Go through the data below and return each line where the string "가상서버" occurs.

Records drawn from a dataset
· · · · ·
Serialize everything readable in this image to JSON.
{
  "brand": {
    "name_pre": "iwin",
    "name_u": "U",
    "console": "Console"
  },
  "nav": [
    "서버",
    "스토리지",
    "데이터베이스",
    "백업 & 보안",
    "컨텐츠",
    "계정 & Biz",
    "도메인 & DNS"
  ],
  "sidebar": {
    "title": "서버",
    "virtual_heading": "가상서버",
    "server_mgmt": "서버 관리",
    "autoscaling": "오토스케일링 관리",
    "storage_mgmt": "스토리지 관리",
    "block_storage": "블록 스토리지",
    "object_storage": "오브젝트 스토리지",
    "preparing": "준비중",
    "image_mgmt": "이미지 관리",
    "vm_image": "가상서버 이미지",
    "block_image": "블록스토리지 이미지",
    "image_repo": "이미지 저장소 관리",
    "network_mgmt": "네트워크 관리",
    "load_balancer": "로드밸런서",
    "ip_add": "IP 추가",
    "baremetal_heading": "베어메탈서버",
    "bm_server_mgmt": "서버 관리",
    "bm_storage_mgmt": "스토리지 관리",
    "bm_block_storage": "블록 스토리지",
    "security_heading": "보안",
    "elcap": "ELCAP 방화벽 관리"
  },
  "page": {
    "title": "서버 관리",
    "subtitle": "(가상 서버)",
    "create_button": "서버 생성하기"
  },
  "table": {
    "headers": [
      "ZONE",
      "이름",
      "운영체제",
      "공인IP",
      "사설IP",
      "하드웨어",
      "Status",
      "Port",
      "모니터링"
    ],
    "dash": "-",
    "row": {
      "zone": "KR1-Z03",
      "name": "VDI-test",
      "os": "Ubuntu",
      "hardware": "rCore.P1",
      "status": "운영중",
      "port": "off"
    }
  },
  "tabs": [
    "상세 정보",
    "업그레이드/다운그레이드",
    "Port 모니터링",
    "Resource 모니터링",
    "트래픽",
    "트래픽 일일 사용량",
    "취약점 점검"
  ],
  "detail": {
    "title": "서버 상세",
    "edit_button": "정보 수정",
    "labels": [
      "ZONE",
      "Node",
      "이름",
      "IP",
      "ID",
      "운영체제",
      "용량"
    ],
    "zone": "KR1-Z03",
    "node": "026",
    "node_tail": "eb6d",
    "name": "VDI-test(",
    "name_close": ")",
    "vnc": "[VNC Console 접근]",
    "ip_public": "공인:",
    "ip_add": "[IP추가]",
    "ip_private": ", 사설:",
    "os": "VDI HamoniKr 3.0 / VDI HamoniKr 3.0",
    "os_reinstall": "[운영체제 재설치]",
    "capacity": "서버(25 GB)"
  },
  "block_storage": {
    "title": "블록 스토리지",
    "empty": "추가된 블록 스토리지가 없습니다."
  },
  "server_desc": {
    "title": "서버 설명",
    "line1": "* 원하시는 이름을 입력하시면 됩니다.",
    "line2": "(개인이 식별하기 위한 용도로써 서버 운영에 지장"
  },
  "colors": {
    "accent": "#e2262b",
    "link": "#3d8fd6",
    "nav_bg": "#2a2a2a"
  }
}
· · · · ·
Result of the task:
    "virtual_heading": "가상서버",
    "vm_image": "가상서버 이미지",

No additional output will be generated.